--- Assignment ---
Within the records, how many lines hold the word "reason"? State that number alone.

--- Stored dataset items ---
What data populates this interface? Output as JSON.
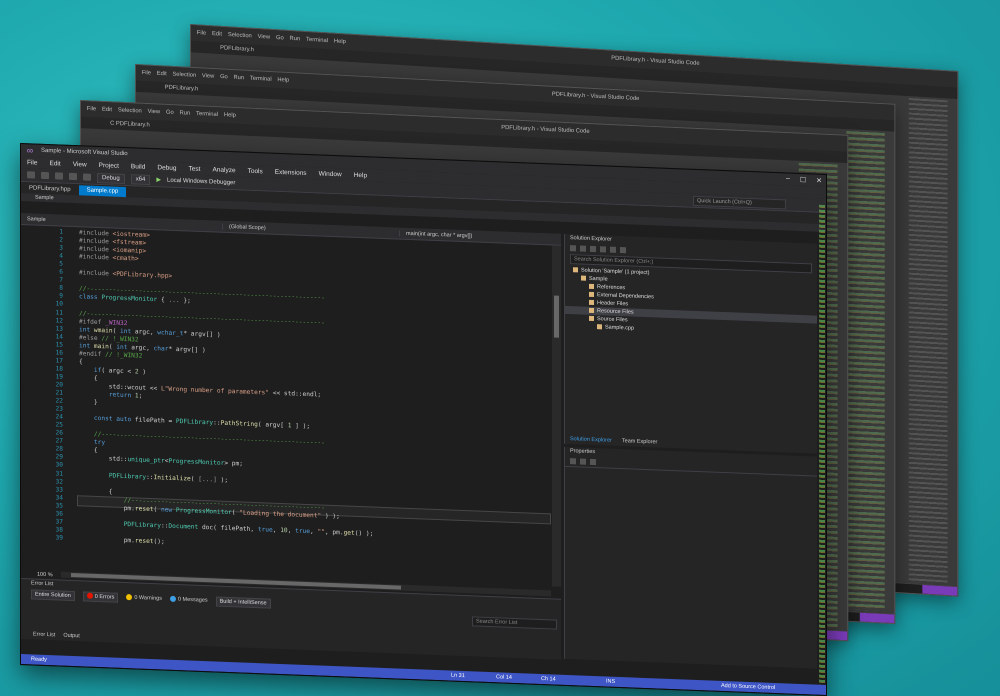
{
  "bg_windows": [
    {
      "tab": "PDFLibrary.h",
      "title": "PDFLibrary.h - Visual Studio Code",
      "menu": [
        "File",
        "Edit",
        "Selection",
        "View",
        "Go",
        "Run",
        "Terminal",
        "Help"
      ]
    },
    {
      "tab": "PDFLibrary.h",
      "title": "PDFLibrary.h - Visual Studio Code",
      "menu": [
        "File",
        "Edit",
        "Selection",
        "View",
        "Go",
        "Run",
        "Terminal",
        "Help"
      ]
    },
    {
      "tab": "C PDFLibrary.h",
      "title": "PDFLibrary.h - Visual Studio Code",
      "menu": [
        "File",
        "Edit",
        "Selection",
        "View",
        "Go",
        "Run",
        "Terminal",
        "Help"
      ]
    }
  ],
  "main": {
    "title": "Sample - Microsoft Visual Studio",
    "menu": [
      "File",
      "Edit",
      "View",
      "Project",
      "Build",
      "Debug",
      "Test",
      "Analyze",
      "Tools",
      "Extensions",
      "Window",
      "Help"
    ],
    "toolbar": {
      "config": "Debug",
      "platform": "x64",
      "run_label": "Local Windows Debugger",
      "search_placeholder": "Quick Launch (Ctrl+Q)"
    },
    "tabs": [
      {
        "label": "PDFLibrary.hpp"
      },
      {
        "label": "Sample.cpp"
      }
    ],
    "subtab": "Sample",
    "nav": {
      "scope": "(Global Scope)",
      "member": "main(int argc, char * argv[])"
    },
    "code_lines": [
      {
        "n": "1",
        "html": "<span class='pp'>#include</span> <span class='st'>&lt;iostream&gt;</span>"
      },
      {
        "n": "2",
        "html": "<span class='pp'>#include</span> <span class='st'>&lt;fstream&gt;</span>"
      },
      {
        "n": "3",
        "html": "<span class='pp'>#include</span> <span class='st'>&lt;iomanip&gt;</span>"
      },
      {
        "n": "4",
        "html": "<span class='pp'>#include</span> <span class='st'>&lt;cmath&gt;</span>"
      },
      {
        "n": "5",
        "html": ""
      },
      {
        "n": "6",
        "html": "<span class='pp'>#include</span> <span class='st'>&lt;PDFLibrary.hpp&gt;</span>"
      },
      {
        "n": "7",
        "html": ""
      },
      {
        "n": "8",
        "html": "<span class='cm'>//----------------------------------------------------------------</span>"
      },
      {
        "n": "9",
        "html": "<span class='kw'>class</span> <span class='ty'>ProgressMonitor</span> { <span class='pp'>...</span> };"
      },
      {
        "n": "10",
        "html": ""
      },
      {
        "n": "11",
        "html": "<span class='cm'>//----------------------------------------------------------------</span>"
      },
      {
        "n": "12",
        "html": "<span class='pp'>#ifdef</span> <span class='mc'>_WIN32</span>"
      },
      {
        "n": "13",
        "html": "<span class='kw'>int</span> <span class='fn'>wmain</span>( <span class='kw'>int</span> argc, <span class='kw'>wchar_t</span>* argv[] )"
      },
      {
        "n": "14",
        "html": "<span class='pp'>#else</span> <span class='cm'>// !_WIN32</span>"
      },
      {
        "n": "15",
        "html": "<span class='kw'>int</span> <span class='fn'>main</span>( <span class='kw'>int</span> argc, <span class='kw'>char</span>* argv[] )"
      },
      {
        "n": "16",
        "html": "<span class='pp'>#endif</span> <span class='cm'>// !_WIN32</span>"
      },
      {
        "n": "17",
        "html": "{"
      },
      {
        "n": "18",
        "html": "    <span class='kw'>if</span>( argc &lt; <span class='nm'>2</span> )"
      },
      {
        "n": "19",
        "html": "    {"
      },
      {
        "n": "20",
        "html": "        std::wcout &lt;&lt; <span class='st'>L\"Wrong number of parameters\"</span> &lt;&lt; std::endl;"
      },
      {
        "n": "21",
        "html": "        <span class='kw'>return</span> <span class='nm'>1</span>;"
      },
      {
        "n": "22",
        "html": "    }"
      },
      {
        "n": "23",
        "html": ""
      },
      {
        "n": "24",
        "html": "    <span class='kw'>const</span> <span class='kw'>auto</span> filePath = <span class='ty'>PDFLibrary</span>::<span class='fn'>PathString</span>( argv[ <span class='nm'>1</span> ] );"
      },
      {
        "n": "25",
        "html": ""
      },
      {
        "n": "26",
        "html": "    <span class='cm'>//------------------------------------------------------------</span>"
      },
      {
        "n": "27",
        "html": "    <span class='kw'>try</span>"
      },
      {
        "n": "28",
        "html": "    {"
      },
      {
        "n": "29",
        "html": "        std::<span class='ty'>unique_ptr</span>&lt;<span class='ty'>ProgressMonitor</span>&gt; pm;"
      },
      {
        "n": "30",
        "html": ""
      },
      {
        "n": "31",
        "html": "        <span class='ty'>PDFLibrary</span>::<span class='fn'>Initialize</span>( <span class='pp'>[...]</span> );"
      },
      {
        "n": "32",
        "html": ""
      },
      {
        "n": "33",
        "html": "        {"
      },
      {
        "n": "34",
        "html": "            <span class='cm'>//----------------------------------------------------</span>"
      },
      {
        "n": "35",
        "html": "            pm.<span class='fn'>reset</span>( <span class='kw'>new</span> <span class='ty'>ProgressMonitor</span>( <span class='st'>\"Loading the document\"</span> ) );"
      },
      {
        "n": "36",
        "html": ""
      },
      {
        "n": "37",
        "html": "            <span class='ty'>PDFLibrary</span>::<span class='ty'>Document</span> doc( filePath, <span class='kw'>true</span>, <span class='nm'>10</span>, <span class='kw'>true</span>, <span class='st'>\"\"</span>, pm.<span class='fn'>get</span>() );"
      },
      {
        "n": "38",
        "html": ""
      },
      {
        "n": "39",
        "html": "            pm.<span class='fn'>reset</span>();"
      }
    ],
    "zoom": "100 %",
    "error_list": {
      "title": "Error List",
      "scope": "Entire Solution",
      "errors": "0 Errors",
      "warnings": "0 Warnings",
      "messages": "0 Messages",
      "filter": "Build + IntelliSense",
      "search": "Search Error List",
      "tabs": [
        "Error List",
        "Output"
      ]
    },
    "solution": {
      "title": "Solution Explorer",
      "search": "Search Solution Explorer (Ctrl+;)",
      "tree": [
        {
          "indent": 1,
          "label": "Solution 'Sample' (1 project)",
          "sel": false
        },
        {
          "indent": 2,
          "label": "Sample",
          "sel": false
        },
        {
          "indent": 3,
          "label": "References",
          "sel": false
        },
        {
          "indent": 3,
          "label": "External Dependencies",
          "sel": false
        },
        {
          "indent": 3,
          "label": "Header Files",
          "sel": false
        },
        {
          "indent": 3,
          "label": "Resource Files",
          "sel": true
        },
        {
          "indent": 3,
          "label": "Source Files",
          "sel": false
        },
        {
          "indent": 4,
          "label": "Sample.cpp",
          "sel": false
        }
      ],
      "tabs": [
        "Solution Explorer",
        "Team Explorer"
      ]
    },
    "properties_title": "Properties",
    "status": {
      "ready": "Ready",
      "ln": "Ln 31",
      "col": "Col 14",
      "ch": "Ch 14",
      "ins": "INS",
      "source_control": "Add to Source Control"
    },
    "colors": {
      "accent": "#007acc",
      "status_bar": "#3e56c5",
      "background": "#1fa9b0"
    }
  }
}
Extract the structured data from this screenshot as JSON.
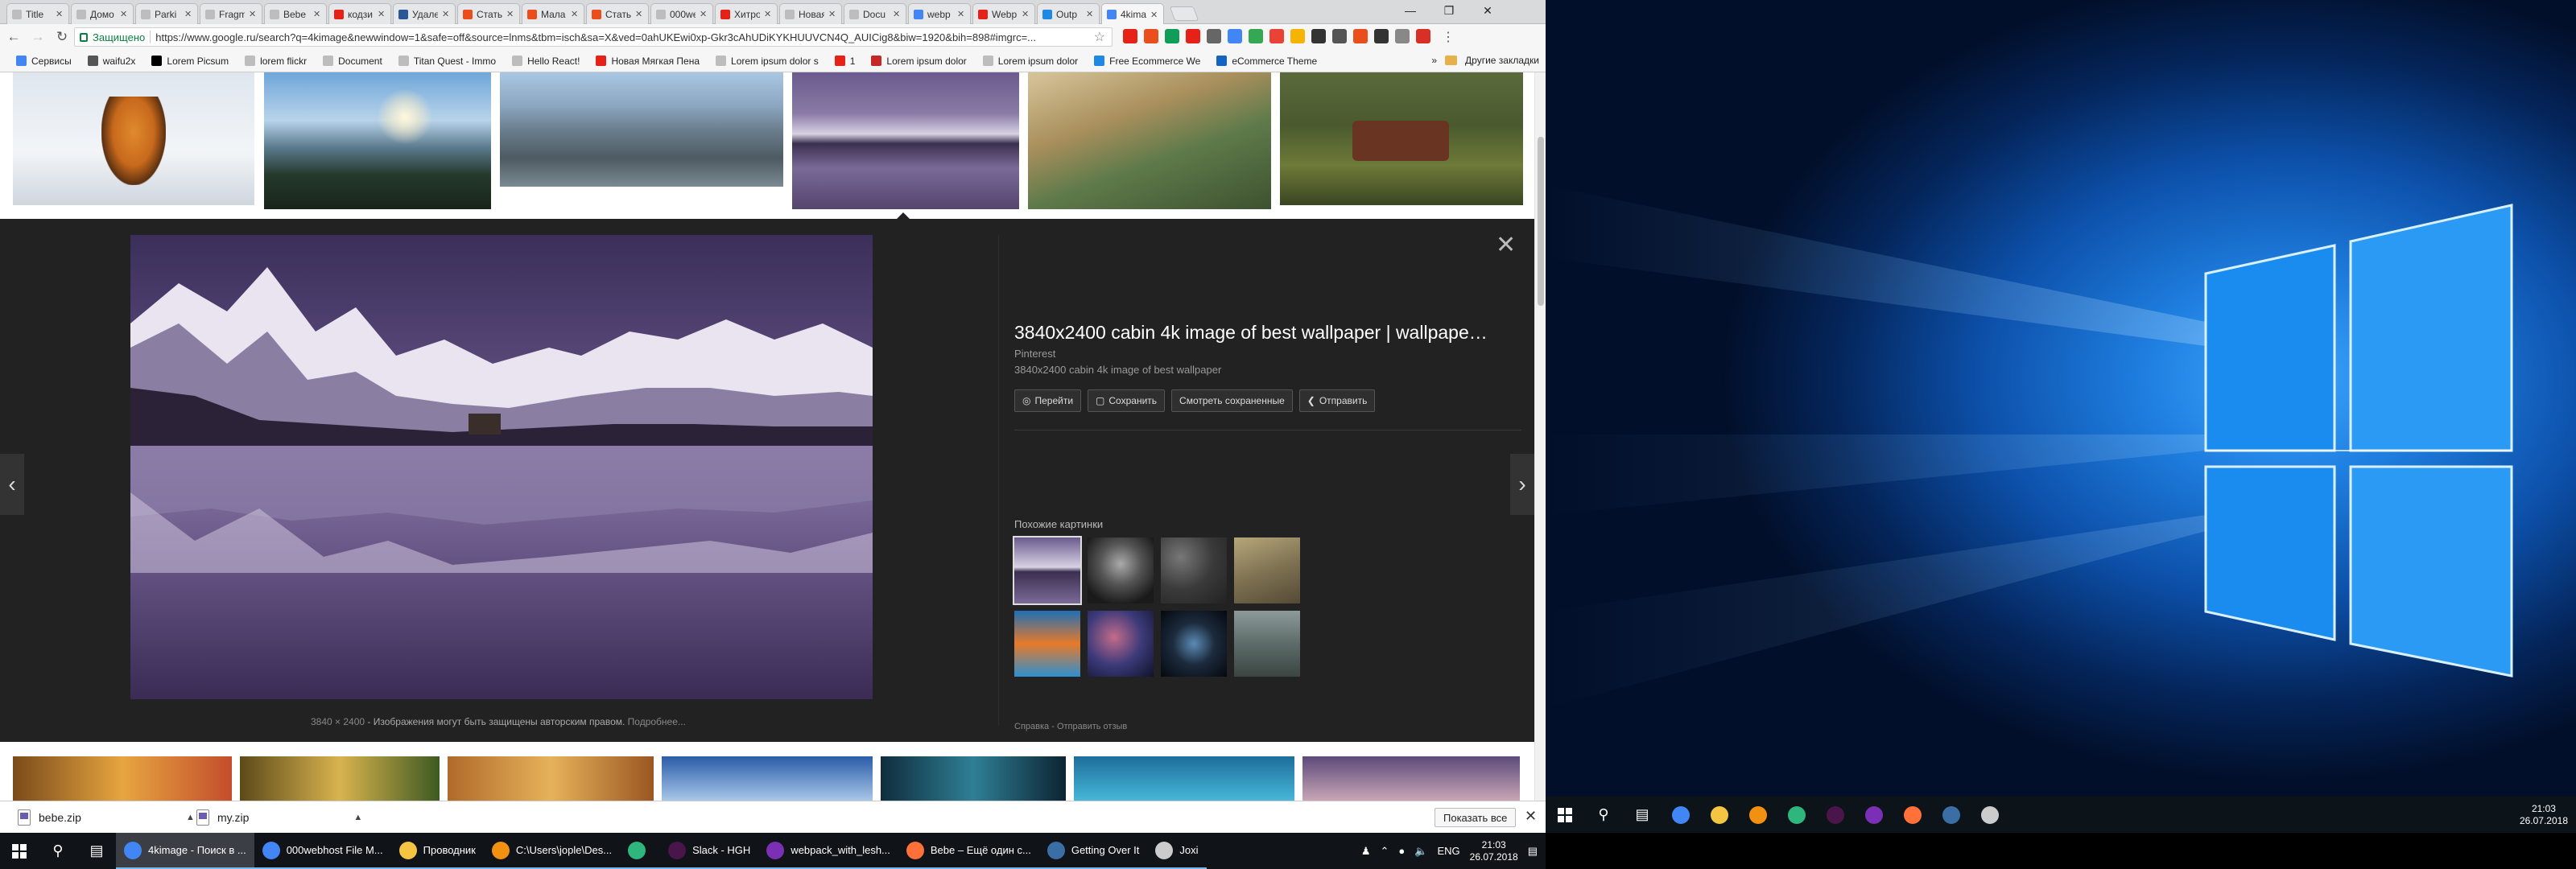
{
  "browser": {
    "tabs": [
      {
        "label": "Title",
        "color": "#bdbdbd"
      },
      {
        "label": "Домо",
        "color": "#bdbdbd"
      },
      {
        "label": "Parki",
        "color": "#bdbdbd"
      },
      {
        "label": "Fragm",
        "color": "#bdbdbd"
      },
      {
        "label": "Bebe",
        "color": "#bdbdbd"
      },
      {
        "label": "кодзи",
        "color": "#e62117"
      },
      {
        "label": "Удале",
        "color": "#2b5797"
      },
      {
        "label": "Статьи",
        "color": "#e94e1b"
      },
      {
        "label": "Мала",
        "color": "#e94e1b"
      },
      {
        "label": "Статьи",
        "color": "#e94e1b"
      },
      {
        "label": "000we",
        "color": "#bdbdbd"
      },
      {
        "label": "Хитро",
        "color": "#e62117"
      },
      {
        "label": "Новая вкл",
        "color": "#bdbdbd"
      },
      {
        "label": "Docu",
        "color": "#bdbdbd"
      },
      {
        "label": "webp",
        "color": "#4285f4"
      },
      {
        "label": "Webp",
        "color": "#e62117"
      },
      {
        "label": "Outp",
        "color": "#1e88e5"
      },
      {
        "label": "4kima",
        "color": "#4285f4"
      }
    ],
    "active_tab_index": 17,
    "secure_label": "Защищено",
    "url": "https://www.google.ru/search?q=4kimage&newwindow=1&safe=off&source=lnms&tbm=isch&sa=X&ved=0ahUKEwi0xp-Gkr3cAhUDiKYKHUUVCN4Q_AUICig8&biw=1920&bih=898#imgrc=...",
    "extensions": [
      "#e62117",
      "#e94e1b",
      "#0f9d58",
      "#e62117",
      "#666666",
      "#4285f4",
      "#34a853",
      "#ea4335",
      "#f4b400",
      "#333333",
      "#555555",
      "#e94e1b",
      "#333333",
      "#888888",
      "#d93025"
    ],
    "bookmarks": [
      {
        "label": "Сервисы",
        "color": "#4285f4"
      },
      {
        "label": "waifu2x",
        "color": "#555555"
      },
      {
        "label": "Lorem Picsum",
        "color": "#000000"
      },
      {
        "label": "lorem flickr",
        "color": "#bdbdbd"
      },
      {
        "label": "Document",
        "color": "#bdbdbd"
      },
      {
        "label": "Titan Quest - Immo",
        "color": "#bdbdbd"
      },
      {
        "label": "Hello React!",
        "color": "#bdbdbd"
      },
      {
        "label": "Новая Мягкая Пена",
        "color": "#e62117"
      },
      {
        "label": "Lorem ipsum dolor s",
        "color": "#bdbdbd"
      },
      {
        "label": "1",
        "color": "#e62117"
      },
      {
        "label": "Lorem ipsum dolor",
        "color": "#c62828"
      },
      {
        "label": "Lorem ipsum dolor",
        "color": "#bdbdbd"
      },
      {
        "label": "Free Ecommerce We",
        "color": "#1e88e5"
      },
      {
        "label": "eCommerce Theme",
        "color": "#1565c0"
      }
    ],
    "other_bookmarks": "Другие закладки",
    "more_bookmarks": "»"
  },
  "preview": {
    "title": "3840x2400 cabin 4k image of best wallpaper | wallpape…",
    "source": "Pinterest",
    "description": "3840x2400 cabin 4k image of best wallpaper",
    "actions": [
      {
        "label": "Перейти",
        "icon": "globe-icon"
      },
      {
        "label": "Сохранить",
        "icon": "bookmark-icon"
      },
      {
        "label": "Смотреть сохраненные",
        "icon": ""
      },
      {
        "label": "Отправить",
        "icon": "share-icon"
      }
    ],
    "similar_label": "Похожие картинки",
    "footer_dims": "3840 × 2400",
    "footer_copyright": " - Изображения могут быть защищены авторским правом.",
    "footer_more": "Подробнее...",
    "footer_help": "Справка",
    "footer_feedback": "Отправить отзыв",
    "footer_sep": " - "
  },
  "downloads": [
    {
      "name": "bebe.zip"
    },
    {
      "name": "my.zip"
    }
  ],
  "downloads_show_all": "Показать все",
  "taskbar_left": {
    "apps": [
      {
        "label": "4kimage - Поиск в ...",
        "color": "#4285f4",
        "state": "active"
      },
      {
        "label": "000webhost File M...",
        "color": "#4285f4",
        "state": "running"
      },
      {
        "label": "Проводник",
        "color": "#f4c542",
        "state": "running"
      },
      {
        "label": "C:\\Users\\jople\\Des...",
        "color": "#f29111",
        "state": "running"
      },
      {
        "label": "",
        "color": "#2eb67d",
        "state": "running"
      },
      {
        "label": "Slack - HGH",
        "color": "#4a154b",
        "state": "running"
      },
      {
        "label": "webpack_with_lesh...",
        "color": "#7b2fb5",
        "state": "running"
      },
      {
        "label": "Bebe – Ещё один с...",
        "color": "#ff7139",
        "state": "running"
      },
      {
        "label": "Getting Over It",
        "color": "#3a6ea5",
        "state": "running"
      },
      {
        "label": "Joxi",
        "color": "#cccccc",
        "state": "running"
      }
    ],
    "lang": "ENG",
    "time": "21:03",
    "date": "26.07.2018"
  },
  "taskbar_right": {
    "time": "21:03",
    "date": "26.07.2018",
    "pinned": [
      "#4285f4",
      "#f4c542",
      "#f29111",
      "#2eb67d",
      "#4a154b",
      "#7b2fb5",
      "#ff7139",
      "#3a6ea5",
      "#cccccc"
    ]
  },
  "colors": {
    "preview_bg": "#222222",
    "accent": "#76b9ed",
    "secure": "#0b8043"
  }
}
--
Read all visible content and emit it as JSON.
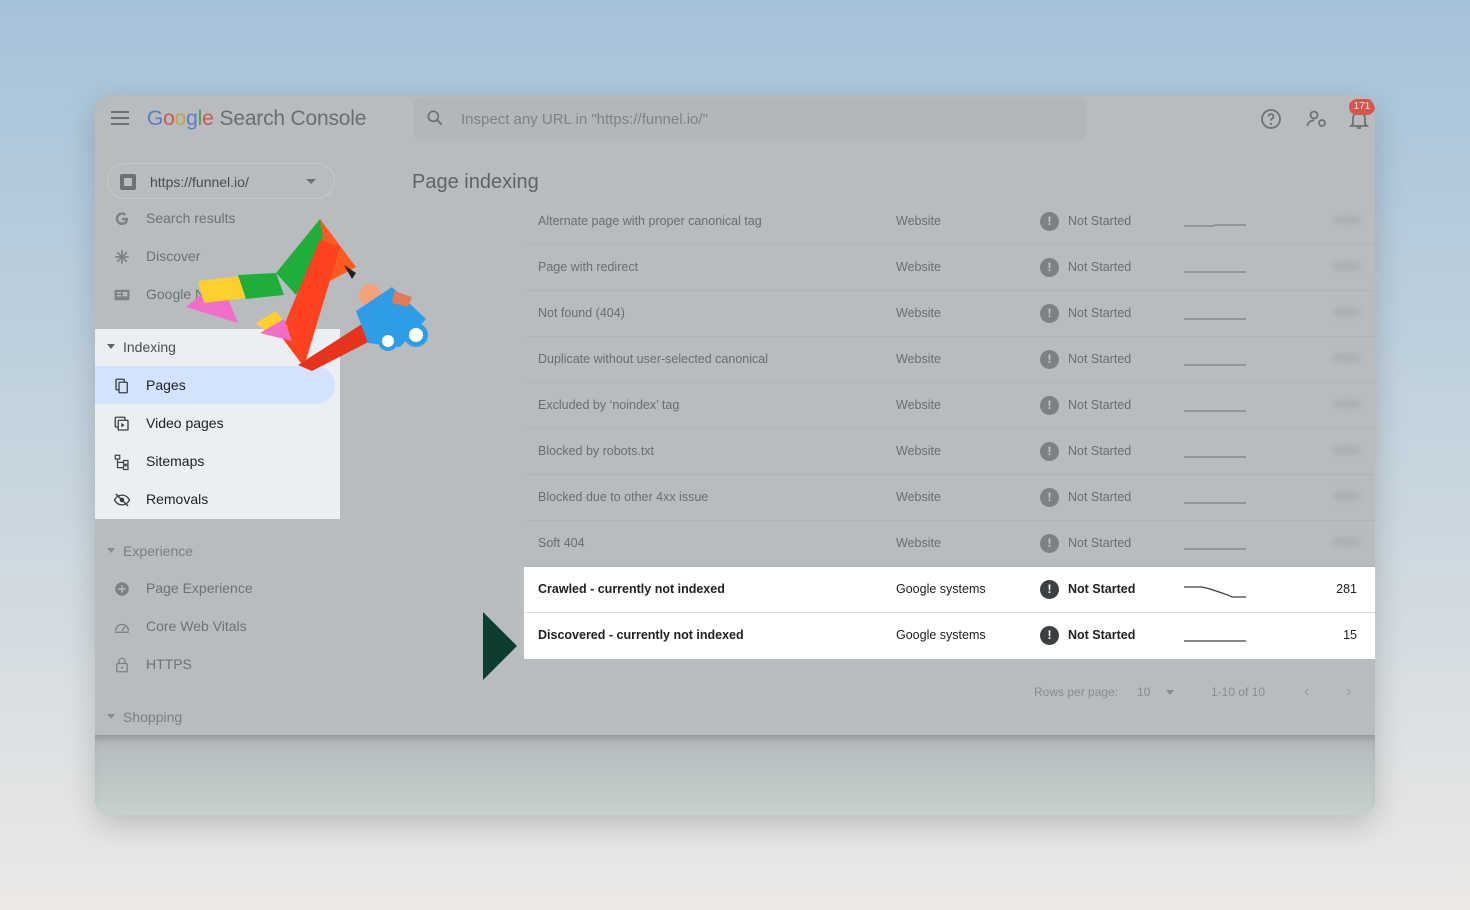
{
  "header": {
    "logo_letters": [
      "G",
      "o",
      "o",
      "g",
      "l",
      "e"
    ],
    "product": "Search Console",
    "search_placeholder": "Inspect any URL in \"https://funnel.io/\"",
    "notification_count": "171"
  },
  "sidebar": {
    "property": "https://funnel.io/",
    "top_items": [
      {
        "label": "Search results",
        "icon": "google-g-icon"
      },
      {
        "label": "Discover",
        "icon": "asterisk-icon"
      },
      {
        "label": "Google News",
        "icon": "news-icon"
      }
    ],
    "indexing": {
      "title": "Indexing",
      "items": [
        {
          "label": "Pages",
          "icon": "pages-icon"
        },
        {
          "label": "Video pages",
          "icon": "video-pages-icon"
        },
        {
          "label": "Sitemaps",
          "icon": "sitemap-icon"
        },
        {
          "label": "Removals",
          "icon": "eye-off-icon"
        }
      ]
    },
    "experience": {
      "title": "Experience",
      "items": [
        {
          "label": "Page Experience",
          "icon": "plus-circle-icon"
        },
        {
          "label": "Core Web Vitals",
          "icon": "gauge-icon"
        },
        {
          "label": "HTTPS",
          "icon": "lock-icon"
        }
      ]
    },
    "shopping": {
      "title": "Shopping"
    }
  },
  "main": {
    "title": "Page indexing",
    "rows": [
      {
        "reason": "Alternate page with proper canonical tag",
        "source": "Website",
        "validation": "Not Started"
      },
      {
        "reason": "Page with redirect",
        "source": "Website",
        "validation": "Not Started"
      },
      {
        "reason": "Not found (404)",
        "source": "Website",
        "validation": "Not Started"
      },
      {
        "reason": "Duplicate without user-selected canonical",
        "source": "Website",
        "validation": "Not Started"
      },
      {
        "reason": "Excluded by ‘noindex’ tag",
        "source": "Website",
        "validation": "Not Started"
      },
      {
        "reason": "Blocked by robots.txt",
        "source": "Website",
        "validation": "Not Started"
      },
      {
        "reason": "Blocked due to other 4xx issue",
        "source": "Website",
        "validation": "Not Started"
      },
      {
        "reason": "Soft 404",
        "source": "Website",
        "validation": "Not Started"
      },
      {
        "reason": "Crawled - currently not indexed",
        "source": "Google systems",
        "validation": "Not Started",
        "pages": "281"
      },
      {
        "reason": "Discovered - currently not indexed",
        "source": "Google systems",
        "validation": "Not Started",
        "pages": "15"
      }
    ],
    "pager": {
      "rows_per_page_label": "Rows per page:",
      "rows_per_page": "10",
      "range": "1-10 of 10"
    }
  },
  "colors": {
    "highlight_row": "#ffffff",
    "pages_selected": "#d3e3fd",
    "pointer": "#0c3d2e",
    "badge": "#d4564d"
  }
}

--- Result of this exercise ---
10